• Task requirements: Where the word "Immersive" occurs in a line of the data, return the whole line.

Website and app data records
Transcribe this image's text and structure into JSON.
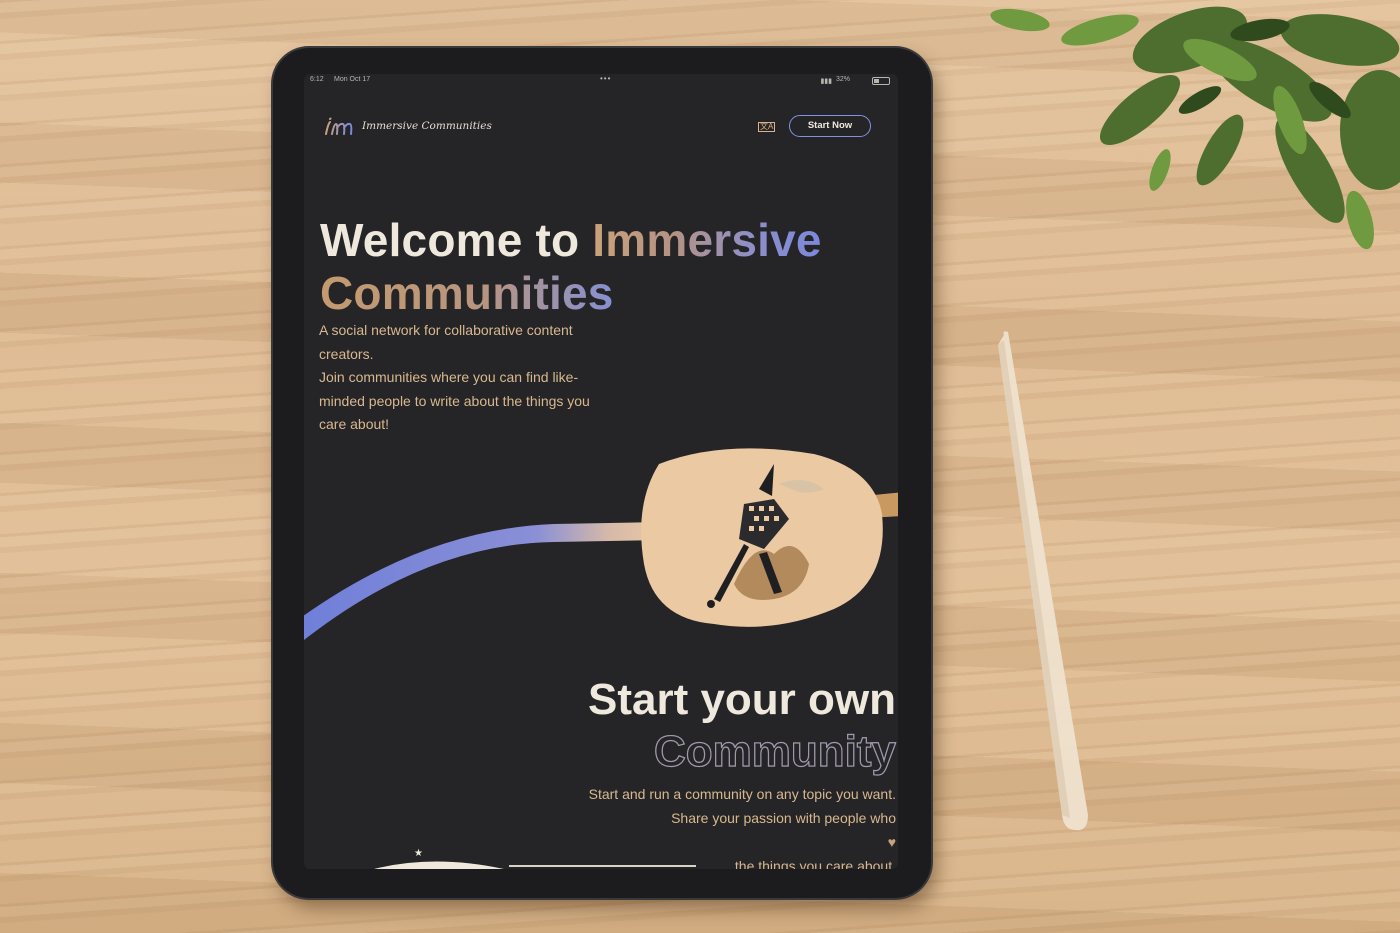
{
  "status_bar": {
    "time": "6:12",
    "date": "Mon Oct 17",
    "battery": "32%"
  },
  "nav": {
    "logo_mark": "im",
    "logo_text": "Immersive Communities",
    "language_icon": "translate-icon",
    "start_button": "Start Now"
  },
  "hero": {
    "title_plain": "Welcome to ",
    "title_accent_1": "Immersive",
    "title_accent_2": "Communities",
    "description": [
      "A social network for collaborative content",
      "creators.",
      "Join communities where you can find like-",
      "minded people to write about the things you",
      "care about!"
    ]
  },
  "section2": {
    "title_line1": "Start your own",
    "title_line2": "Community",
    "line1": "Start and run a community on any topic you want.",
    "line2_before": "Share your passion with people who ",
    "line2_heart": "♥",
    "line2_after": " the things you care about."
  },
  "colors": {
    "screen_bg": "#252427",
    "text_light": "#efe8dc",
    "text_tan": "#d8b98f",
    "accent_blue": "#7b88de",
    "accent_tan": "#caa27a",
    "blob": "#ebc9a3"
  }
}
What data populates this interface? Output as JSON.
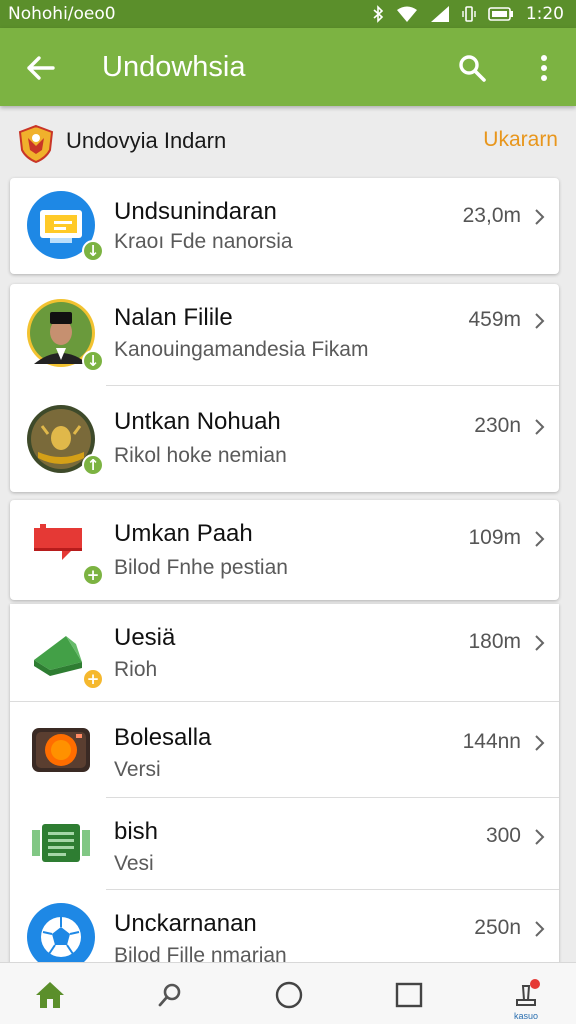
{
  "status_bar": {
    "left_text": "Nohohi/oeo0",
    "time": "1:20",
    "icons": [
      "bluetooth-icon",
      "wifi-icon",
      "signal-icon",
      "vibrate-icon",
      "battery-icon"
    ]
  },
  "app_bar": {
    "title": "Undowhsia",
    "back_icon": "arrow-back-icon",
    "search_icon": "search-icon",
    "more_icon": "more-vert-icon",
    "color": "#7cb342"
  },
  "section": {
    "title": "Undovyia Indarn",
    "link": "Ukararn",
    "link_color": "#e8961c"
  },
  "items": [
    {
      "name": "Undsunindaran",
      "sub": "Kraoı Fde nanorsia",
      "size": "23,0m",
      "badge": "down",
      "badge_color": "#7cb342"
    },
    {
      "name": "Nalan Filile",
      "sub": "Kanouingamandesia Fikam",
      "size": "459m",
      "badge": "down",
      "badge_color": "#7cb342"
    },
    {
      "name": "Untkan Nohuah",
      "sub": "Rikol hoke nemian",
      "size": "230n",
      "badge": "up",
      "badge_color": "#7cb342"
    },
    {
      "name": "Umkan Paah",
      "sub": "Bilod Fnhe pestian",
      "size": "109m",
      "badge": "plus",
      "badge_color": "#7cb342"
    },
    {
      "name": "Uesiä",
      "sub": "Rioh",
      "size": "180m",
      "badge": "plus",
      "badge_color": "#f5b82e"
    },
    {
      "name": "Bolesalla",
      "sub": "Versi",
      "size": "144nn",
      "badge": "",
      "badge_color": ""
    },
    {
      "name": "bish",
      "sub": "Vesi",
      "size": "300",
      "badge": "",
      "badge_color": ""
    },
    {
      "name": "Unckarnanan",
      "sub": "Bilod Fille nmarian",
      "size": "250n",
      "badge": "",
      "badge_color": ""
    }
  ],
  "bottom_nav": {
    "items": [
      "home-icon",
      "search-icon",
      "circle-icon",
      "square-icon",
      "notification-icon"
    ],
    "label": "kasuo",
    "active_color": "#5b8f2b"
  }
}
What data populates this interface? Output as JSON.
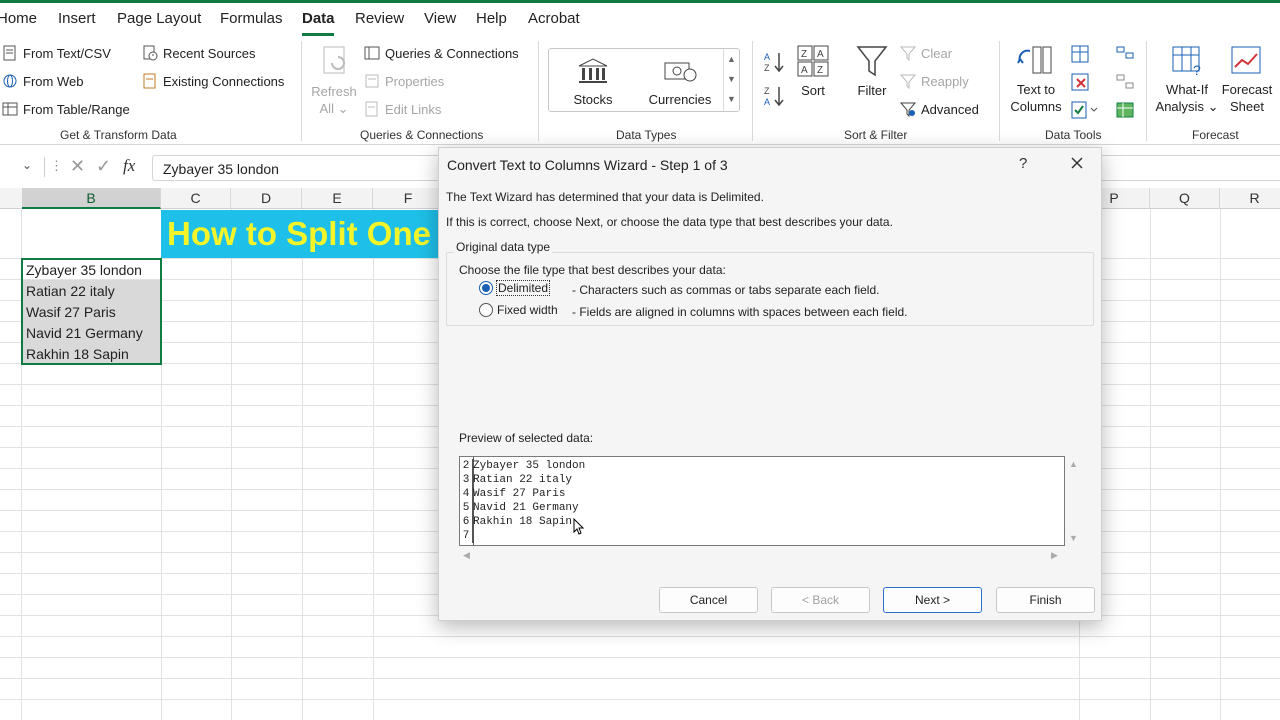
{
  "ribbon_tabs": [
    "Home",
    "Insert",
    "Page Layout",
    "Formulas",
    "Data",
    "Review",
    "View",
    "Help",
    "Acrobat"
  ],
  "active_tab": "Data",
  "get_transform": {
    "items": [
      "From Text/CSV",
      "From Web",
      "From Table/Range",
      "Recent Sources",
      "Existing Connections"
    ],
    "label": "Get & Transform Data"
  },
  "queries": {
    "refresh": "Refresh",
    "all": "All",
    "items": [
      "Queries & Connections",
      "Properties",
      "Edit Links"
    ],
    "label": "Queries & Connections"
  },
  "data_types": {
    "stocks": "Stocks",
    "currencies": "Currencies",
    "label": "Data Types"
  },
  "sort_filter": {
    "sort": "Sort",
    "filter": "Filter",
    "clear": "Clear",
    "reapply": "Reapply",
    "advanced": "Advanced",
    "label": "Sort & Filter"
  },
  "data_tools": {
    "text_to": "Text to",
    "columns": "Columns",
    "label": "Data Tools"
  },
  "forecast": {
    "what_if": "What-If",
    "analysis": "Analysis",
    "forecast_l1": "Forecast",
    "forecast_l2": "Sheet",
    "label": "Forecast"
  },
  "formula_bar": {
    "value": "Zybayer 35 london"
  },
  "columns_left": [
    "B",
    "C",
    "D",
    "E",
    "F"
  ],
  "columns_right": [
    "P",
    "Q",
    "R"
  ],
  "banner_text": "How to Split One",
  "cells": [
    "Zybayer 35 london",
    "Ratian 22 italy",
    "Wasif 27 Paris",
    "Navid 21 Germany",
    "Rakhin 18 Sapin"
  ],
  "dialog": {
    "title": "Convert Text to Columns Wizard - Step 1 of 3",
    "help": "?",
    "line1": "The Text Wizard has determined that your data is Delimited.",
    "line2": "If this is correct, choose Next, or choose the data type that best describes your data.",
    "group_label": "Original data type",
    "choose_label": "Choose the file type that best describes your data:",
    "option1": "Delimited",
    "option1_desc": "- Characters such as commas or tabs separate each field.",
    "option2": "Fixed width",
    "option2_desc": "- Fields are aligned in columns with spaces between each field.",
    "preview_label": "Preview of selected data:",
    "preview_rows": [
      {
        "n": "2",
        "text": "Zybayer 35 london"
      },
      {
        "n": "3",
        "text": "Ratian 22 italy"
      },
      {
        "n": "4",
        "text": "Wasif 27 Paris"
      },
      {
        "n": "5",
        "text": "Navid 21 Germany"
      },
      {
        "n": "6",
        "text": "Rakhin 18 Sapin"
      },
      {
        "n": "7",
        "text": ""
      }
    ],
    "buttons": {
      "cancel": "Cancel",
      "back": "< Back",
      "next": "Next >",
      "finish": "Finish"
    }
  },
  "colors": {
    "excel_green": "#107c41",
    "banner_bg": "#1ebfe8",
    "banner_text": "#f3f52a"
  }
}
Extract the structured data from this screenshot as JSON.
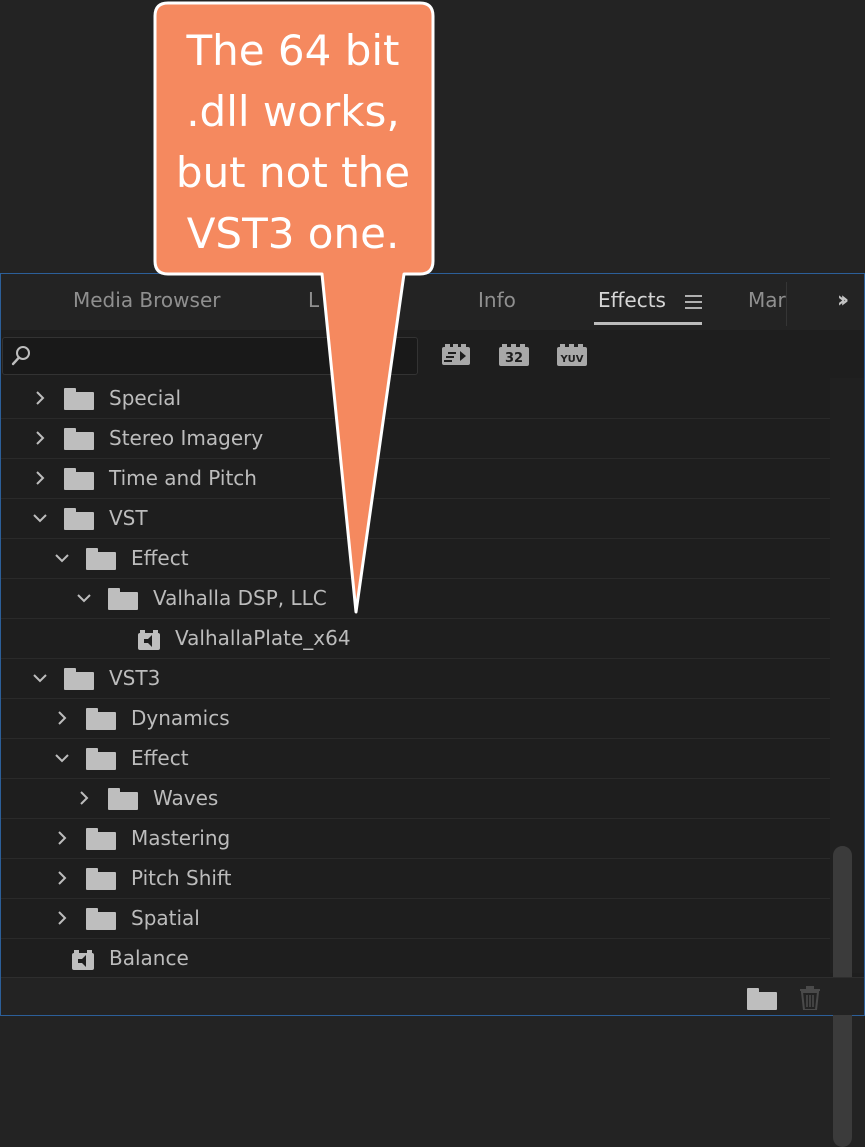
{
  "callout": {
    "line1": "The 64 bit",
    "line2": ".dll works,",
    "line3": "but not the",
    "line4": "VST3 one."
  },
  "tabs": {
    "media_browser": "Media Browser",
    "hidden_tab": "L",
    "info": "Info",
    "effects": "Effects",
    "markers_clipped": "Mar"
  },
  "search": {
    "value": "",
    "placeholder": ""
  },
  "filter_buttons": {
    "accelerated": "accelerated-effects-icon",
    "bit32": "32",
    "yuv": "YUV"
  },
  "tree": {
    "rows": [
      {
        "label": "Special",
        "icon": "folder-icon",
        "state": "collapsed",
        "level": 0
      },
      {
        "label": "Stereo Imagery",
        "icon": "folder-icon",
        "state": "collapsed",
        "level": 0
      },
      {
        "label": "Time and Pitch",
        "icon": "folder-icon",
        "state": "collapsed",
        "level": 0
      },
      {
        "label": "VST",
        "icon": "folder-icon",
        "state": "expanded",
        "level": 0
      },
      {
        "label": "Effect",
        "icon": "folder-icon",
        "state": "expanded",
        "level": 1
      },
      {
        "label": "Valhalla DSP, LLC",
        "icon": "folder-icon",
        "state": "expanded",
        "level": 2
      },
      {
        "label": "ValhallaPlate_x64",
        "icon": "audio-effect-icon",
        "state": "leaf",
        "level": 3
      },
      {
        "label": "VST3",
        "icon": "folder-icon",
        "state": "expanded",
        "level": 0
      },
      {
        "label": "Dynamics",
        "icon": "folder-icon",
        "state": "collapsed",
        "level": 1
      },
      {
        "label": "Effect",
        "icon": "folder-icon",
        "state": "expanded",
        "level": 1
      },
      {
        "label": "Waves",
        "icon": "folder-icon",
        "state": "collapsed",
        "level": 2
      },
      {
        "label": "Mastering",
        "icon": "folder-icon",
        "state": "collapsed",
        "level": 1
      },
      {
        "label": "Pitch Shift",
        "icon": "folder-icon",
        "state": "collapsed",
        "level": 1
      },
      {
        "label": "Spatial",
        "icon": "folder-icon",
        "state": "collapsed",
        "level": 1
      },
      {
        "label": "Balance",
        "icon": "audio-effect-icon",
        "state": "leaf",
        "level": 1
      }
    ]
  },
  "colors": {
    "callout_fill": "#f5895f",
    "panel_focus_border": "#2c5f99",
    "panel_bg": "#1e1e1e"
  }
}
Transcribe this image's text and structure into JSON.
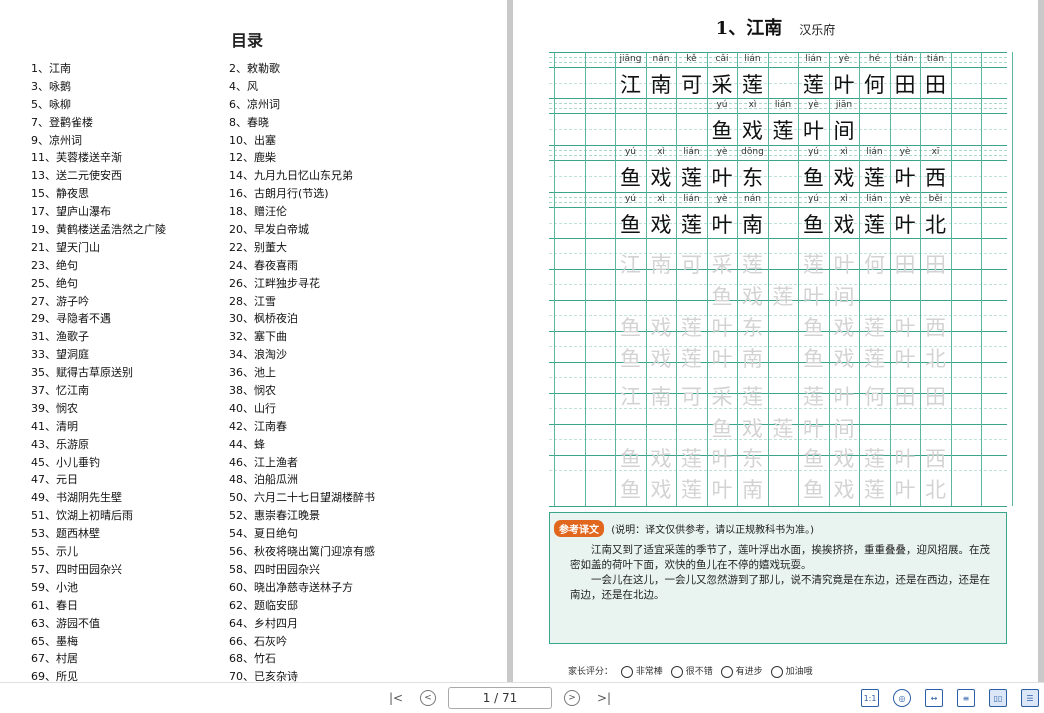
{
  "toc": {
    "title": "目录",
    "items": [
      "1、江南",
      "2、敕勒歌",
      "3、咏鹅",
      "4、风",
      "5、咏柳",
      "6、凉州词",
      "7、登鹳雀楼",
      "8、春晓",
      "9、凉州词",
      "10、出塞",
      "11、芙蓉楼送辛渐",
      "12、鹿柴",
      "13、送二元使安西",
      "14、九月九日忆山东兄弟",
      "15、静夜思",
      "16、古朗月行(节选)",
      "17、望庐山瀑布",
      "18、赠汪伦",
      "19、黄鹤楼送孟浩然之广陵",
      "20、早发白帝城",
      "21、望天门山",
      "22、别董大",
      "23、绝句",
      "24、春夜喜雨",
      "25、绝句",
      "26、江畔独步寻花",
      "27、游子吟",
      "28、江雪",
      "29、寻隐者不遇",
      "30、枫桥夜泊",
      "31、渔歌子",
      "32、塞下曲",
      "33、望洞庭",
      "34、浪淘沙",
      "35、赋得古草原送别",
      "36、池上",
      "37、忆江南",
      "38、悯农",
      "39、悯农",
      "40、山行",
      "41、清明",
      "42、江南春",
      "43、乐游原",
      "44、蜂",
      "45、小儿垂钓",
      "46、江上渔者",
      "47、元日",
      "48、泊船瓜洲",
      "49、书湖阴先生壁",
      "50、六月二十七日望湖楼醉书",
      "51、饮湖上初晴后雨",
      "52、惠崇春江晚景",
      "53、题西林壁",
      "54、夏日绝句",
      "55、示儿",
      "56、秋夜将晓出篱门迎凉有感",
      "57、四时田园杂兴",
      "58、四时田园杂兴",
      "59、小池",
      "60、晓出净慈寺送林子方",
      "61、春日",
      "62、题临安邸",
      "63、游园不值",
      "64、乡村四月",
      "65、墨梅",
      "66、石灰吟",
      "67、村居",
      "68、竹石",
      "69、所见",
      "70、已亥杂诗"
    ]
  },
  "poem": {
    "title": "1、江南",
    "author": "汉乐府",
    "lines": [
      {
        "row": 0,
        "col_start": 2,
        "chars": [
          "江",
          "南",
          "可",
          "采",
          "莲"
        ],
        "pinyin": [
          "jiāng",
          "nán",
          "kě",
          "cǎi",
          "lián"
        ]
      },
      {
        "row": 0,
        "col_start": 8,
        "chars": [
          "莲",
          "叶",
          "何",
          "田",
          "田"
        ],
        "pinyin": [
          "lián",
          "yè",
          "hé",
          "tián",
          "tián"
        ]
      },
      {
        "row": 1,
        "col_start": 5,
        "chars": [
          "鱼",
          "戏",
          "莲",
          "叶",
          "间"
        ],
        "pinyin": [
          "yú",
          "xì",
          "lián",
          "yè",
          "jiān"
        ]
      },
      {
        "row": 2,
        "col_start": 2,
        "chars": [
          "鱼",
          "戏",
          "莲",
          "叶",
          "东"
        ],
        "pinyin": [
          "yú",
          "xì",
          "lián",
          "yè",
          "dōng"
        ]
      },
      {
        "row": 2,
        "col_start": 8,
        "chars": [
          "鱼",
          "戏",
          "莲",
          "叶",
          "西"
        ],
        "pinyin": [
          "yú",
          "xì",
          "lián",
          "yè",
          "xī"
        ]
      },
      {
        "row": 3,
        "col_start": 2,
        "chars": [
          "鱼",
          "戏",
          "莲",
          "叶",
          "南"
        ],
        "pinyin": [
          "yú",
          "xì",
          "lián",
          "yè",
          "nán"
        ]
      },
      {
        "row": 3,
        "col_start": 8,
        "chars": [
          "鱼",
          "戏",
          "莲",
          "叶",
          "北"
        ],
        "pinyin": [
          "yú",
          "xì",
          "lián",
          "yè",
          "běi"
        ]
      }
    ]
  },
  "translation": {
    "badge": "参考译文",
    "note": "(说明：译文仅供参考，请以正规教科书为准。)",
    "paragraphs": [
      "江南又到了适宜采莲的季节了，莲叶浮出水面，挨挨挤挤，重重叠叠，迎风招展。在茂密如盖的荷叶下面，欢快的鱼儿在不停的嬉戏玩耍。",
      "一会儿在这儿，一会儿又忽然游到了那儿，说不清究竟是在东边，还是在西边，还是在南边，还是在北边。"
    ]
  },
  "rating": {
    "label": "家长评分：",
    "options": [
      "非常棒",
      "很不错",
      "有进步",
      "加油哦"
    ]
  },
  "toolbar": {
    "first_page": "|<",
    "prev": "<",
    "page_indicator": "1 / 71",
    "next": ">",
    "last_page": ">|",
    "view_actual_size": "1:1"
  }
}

• Response area:
    "logo_text": "Immersive Communities",
    "title_accent_1": "Immersive",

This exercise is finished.